[App and web page records]
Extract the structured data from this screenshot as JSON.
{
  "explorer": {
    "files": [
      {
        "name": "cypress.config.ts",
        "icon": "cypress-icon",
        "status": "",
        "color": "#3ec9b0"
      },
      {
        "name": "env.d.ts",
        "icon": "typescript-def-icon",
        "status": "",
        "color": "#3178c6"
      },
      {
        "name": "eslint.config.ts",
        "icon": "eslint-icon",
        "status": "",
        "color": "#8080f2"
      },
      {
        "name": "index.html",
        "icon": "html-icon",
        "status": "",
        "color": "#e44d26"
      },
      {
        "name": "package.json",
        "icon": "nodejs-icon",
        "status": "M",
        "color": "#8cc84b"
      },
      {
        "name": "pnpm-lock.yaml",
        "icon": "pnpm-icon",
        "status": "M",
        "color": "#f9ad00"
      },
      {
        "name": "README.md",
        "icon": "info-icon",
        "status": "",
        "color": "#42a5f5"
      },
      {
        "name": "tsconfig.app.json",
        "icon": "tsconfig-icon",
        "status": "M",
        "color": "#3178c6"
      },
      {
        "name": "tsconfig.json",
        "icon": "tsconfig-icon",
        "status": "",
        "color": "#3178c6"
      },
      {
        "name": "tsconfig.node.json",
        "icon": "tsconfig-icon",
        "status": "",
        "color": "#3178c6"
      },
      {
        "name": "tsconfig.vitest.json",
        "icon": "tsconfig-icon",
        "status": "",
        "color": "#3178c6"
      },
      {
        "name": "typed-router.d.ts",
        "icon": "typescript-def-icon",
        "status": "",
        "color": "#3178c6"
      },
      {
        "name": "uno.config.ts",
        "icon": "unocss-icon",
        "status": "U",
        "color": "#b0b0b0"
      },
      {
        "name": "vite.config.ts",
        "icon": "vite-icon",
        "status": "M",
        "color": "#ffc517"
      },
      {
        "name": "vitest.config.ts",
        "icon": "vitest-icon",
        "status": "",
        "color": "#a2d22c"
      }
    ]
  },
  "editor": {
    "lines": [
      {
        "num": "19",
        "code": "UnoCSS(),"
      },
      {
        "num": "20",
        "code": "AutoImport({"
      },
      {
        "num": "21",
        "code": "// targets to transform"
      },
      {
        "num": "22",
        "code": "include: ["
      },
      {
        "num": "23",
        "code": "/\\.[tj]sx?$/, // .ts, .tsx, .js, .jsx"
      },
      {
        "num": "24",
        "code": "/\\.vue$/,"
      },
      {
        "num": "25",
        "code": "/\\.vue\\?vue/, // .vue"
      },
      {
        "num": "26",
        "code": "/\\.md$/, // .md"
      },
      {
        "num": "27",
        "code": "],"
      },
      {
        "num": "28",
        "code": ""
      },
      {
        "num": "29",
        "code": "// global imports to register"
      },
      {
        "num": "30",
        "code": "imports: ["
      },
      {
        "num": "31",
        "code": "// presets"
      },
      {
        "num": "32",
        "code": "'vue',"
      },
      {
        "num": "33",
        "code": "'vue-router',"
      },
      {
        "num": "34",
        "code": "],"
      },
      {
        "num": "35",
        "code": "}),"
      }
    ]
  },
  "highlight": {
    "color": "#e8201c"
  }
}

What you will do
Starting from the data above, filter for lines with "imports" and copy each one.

Task solution
        "code": "// global imports to register"
        "code": "imports: ["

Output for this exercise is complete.